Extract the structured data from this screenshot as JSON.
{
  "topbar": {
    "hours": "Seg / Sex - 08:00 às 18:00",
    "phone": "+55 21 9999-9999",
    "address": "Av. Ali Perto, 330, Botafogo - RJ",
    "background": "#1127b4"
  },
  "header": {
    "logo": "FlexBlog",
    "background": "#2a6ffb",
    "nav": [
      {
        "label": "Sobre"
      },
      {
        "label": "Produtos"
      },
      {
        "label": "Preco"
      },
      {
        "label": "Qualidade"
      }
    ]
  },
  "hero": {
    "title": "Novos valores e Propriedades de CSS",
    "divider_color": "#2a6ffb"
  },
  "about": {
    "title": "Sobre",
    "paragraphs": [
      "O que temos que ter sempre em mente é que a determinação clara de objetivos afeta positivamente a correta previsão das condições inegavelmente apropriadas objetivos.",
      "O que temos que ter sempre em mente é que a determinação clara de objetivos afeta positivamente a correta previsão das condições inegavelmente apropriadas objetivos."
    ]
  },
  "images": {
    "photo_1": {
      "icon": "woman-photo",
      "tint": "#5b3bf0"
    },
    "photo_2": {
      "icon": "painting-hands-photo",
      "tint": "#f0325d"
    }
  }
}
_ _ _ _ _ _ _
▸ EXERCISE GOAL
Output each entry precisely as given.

▸ YOUR SOLUTION
Extract the structured data from this screenshot as JSON.
{
  "topbar": {
    "hours": "Seg / Sex - 08:00 às 18:00",
    "phone": "+55 21 9999-9999",
    "address": "Av. Ali Perto, 330, Botafogo - RJ",
    "background": "#1127b4"
  },
  "header": {
    "logo": "FlexBlog",
    "background": "#2a6ffb",
    "nav": [
      {
        "label": "Sobre"
      },
      {
        "label": "Produtos"
      },
      {
        "label": "Preco"
      },
      {
        "label": "Qualidade"
      }
    ]
  },
  "hero": {
    "title": "Novos valores e Propriedades de CSS",
    "divider_color": "#2a6ffb"
  },
  "about": {
    "title": "Sobre",
    "paragraphs": [
      "O que temos que ter sempre em mente é que a determinação clara de objetivos afeta positivamente a correta previsão das condições inegavelmente apropriadas objetivos.",
      "O que temos que ter sempre em mente é que a determinação clara de objetivos afeta positivamente a correta previsão das condições inegavelmente apropriadas objetivos."
    ]
  },
  "images": {
    "photo_1": {
      "icon": "woman-photo",
      "tint": "#5b3bf0"
    },
    "photo_2": {
      "icon": "painting-hands-photo",
      "tint": "#f0325d"
    }
  }
}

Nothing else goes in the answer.